Only 124 cases, worth Shs24.5m, were recorded compared to 193 the previous year. The figures, for the last two years, are both low for a country with one of the highest rates of alcohol consumption in the region. Or perhaps motorists under the influence are more susceptible to bribery, leaving only a few incurring EPS. However, police would argue that their campaigns such as Kawunyemu that has been running occasionally since 2014 pays off. The campaign is one of the ways the traffic police has been vigilant in the fight against drunk-driving.

Driving under the influence of alcohol attracts a penalty of between Shs300,000 and Shs1.2m or imprisonment of between six months and two years, Rogers Kawuma Nsereko, the Kampala Metropolitan traffic commander, told Daily Monitor last year.

Police issued tickets worth Shs5.5b for driving a dangerous mechanical condition vehicle (DMC). From worn-out tyres to dead head lamps or hazard lights and dysfunctional wipers, a DMC can be a lot. There were 78,693 cases of careless, reckless or inconsiderate driving registered, worth Shs7.8b, and 20,416 cases of speeding for which police received Shs4b in value of EPS tickets.

There were some 3,000 more people found in the dangerous habit of using handheld mobile phones while driving last year compared to the 6,767 in 2021. The offence took the culprits back by Shs100,000 each.

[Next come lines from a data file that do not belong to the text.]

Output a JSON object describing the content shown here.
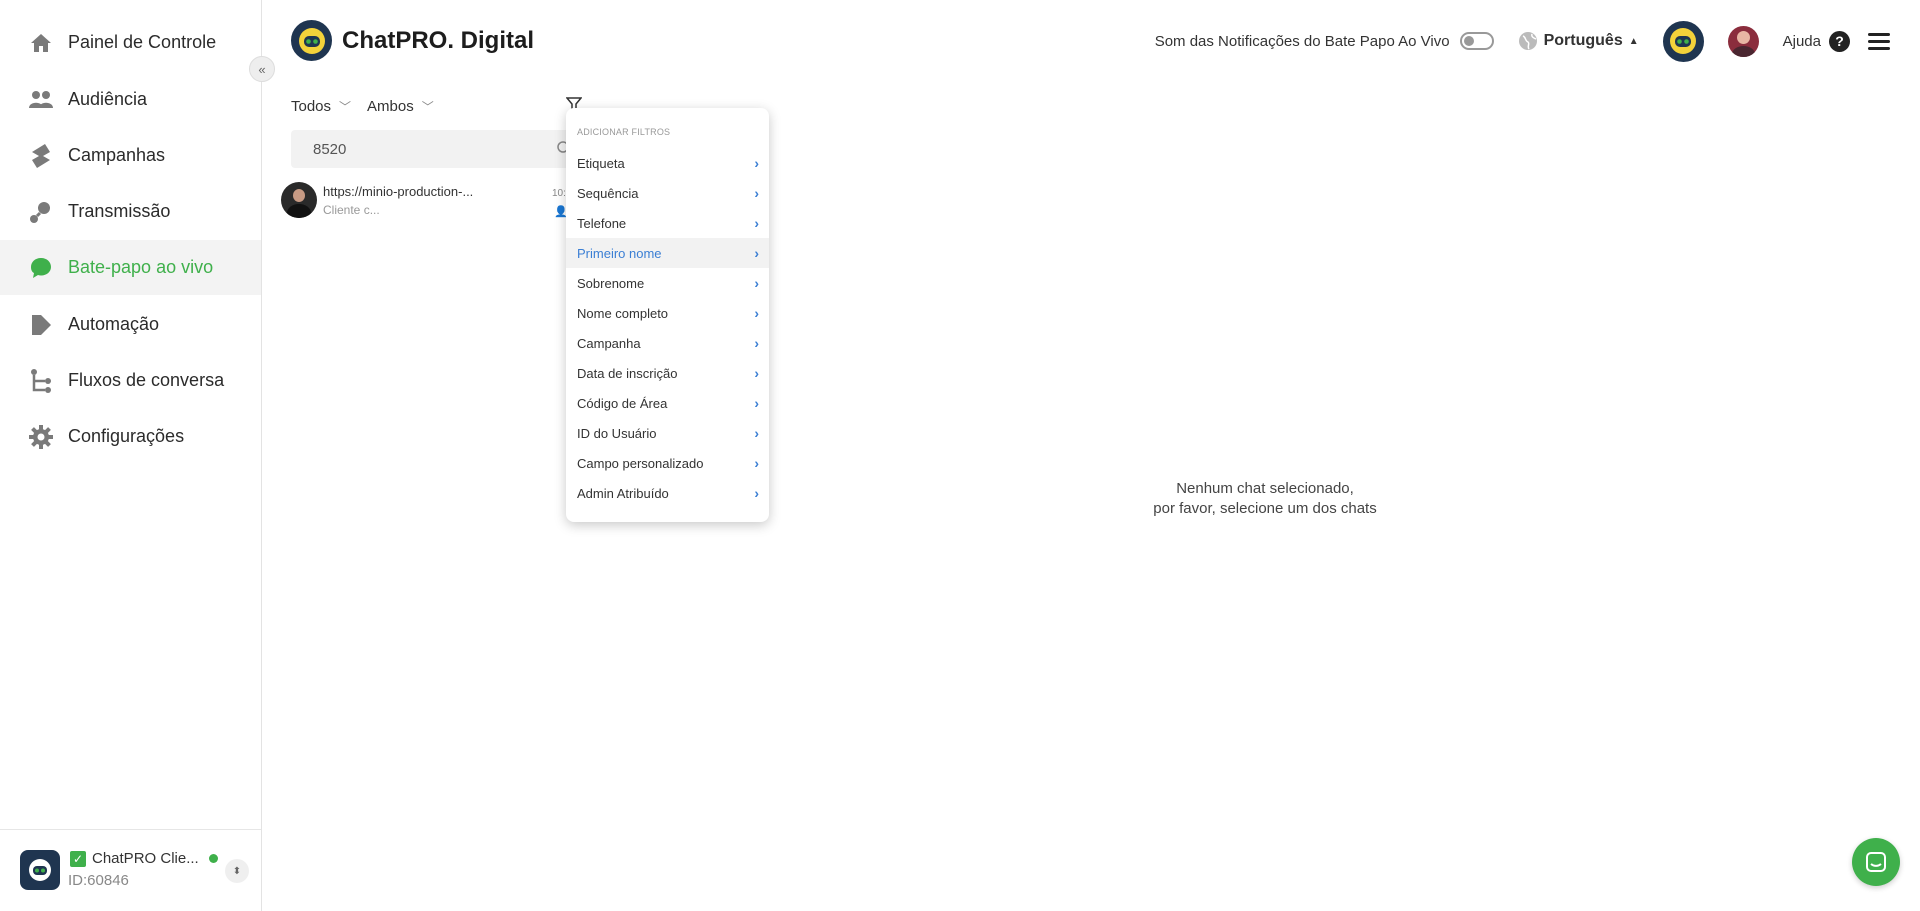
{
  "sidebar": {
    "items": [
      {
        "label": "Painel de Controle",
        "icon": "home-icon"
      },
      {
        "label": "Audiência",
        "icon": "users-icon"
      },
      {
        "label": "Campanhas",
        "icon": "campaign-icon"
      },
      {
        "label": "Transmissão",
        "icon": "broadcast-icon"
      },
      {
        "label": "Bate-papo ao vivo",
        "icon": "chat-bubble-icon",
        "active": true
      },
      {
        "label": "Automação",
        "icon": "automation-icon"
      },
      {
        "label": "Fluxos de conversa",
        "icon": "flow-icon"
      },
      {
        "label": "Configurações",
        "icon": "gear-icon"
      }
    ],
    "collapse_label": "«",
    "account": {
      "name": "ChatPRO Clie...",
      "id": "ID:60846"
    }
  },
  "header": {
    "brand": "ChatPRO. Digital",
    "notif_label": "Som das Notificações do Bate Papo Ao Vivo",
    "language": "Português",
    "help_label": "Ajuda"
  },
  "chatlist": {
    "filter_all": "Todos",
    "filter_both": "Ambos",
    "search_value": "8520",
    "chats": [
      {
        "title": "https://minio-production-...",
        "subtitle": "Cliente c...",
        "time": "10:"
      }
    ]
  },
  "dropdown": {
    "header": "ADICIONAR FILTROS",
    "items": [
      "Etiqueta",
      "Sequência",
      "Telefone",
      "Primeiro nome",
      "Sobrenome",
      "Nome completo",
      "Campanha",
      "Data de inscrição",
      "Código de Área",
      "ID do Usuário",
      "Campo personalizado",
      "Admin Atribuído"
    ],
    "highlighted": "Primeiro nome"
  },
  "empty_state": {
    "line1": "Nenhum chat selecionado,",
    "line2": "por favor, selecione um dos chats"
  },
  "colors": {
    "accent": "#3fb04b",
    "link": "#3b7fd4",
    "brand_dark": "#1f3550"
  }
}
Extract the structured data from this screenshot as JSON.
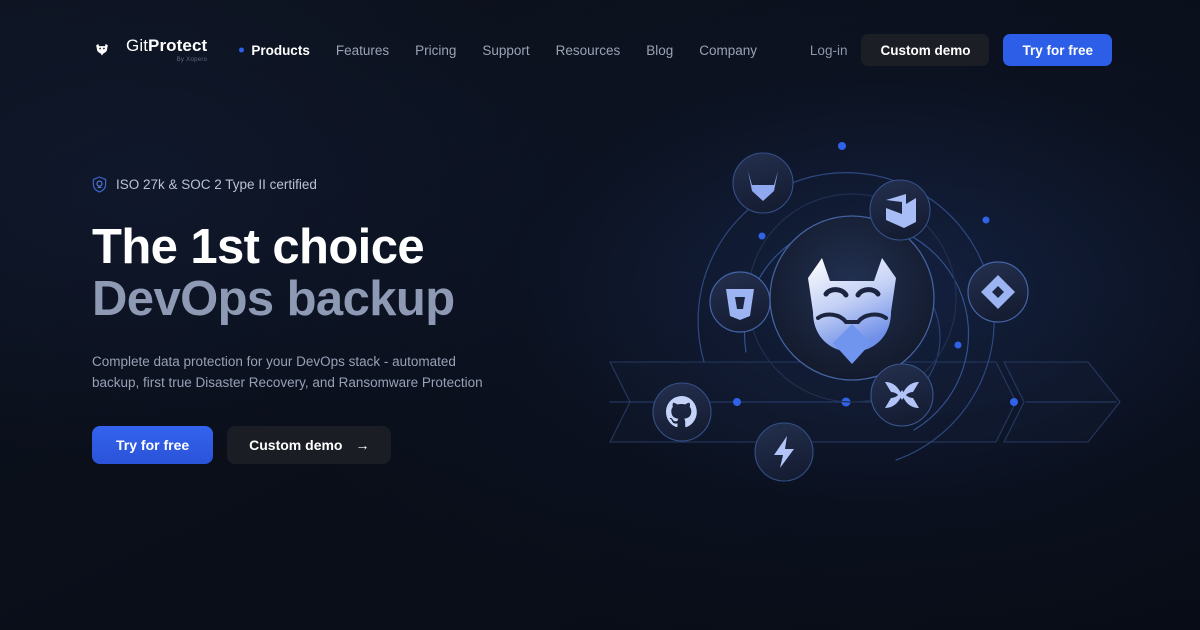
{
  "brand": {
    "name_light": "Git",
    "name_bold": "Protect",
    "tagline": "By Xopero",
    "logo_icon": "tiger-shield-icon"
  },
  "nav": {
    "items": [
      {
        "label": "Products",
        "active": true
      },
      {
        "label": "Features",
        "active": false
      },
      {
        "label": "Pricing",
        "active": false
      },
      {
        "label": "Support",
        "active": false
      },
      {
        "label": "Resources",
        "active": false
      },
      {
        "label": "Blog",
        "active": false
      },
      {
        "label": "Company",
        "active": false
      }
    ]
  },
  "header_actions": {
    "login_label": "Log-in",
    "custom_demo_label": "Custom demo",
    "try_free_label": "Try for free"
  },
  "hero": {
    "badge_text": "ISO 27k & SOC 2 Type II certified",
    "badge_icon": "shield-check-icon",
    "headline_line1": "The 1st choice",
    "headline_line2": "DevOps backup",
    "subtitle": "Complete data protection for your DevOps stack - automated backup, first true Disaster Recovery, and Ransomware Protection",
    "cta_primary_label": "Try for free",
    "cta_secondary_label": "Custom demo",
    "cta_secondary_arrow": "→"
  },
  "graphic": {
    "center_icon": "gitprotect-tiger-icon",
    "orbit_icons": [
      "gitlab-icon",
      "azure-devops-icon",
      "bitbucket-icon",
      "jira-icon",
      "confluence-icon",
      "github-icon",
      "lightning-bolt-icon"
    ]
  },
  "colors": {
    "accent_blue": "#2d5ee8",
    "background": "#0b101c",
    "headline_primary": "#ffffff",
    "headline_secondary": "#8e99b4",
    "muted_text": "#97a1b5",
    "icon_blue": "#8fa8f0"
  }
}
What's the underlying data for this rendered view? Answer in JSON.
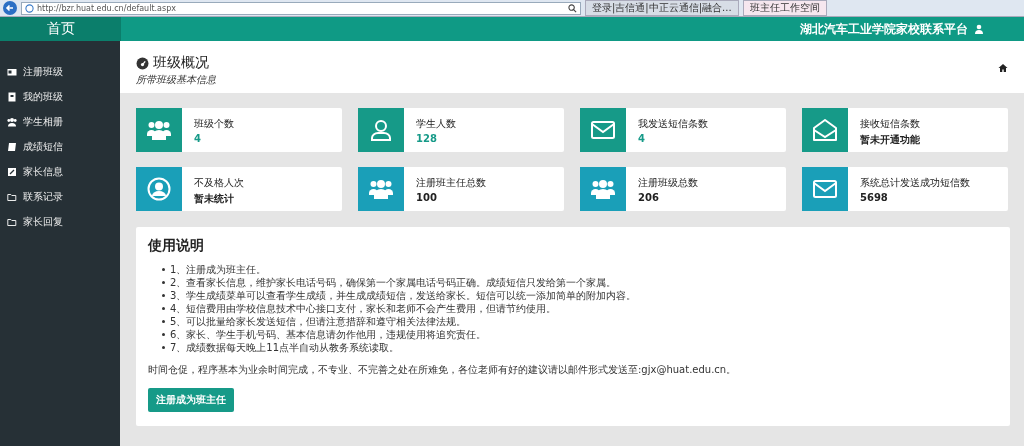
{
  "browser": {
    "url": "http://bzr.huat.edu.cn/default.aspx",
    "tabs": [
      {
        "label": "登录|吉信通|中正云通信|融合...",
        "selected": false
      },
      {
        "label": "班主任工作空间",
        "selected": true
      }
    ]
  },
  "header": {
    "home": "首页",
    "title": "湖北汽车工业学院家校联系平台"
  },
  "sidebar": {
    "items": [
      {
        "label": "注册班级",
        "kind": "card"
      },
      {
        "label": "我的班级",
        "kind": "book"
      },
      {
        "label": "学生相册",
        "kind": "group"
      },
      {
        "label": "成绩短信",
        "kind": "note"
      },
      {
        "label": "家长信息",
        "kind": "edit"
      },
      {
        "label": "联系记录",
        "kind": "folder"
      },
      {
        "label": "家长回复",
        "kind": "folder"
      }
    ]
  },
  "page": {
    "title": "班级概况",
    "subtitle": "所带班级基本信息"
  },
  "stats": [
    {
      "label": "班级个数",
      "value": "4",
      "kind": "group",
      "color": "#169a88",
      "emphasis": true
    },
    {
      "label": "学生人数",
      "value": "128",
      "kind": "user",
      "color": "#169a88",
      "emphasis": true
    },
    {
      "label": "我发送短信条数",
      "value": "4",
      "kind": "mail",
      "color": "#169a88",
      "emphasis": true
    },
    {
      "label": "接收短信条数",
      "value": "暂未开通功能",
      "kind": "mail-open",
      "color": "#169a88",
      "emphasis": false
    },
    {
      "label": "不及格人次",
      "value": "暂未统计",
      "kind": "user-circle",
      "color": "#1a9fb8",
      "emphasis": false
    },
    {
      "label": "注册班主任总数",
      "value": "100",
      "kind": "group",
      "color": "#1a9fb8",
      "emphasis": false
    },
    {
      "label": "注册班级总数",
      "value": "206",
      "kind": "group",
      "color": "#1a9fb8",
      "emphasis": false
    },
    {
      "label": "系统总计发送成功短信数",
      "value": "5698",
      "kind": "mail",
      "color": "#1a9fb8",
      "emphasis": false
    }
  ],
  "instructions": {
    "title": "使用说明",
    "items": [
      "1、注册成为班主任。",
      "2、查看家长信息，维护家长电话号码，确保第一个家属电话号码正确。成绩短信只发给第一个家属。",
      "3、学生成绩菜单可以查看学生成绩，并生成成绩短信，发送给家长。短信可以统一添加简单的附加内容。",
      "4、短信费用由学校信息技术中心接口支付，家长和老师不会产生费用，但请节约使用。",
      "5、可以批量给家长发送短信，但请注意措辞和遵守相关法律法规。",
      "6、家长、学生手机号码、基本信息请勿作他用，违规使用将追究责任。",
      "7、成绩数据每天晚上11点半自动从教务系统读取。"
    ],
    "note": "时间仓促，程序基本为业余时间完成，不专业、不完善之处在所难免，各位老师有好的建议请以邮件形式发送至:gjx@huat.edu.cn。",
    "button": "注册成为班主任"
  }
}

The least of the 25 offences was failure to stop at a railway crossing, one of the riskiest and most reckless traffic breaches in a country with no infrastructure such as automatic road blocking apparatus at railway crossings.

Only six cases were recorded last year, as it was in 2021. But one of the cases gripped the nation in July last year.

Caroline Aturinda, Norbert Tizikara, and Ann Kabaaya were killed when the vehicle they were travelling in was dragged for more than 70 metres by a speeding train at 3.30am at the Nakawa-Kinawataka railway crossing.

November 21, the international Day of Remembrance for Road Traffic Victims, is one of the global observance days least known to many, but like the three train crush victims, becoming a number on the statistics for the day is a split-second affair. The month of December registered the highest number of crashes (2,013) with the highest fatality of 470, while July showed the lowest number of crashes (1,532).

Strategies to reduce road crashes

Omongo Ndugu, the executive director Uganda Professional Drivers’ Network, believes that since 61 percent of road crashes are a result of careless and reckless driving, the government should consider investing in a centralised database of practicing operators, regulating driver training schools, drivers, and their standards.

Driver training in Uganda and its regulations was declared dysfunctional by the United nations Road safety review report 2018.

“Giving the example of truck drivers, for example, a recent report indicated that 97.62 percent are trained informally, that is from washing bays, mechanics and turn men and only 0.25 percent went for training in formal driver training schools,” Ndugu said in an opinion article published by Daily Monitor.

While formal training is lacking, more and more persons are acquiring driving permits and getting on the road.

Police say they intend to raise the level of reinforcement of traffic laws and regulations through targeted operations mainly focusing on boda bodas and major risk factors such as speed, driving under influence of alcohol/drugs, seatbelt use and distracted driving. They also plan to fast-track automation of vehicle inspection processes to reduce the number of DMCs on the road.

Speed limit design

While many might feel impatient with the 50km/h limit on a highway, there is a reason for it. From infrastructure to other road users, animals, among others.

According to the Institute for Transport Engineers, an international association of transportation professionals who work to improve mobility and safety for all transportation system users, design of the road indicates to the driver the speeds at which they “feel” safe driving.

There is the 85th Percentile Rule, which is the speed at or below which 85 percent of vehicles travel.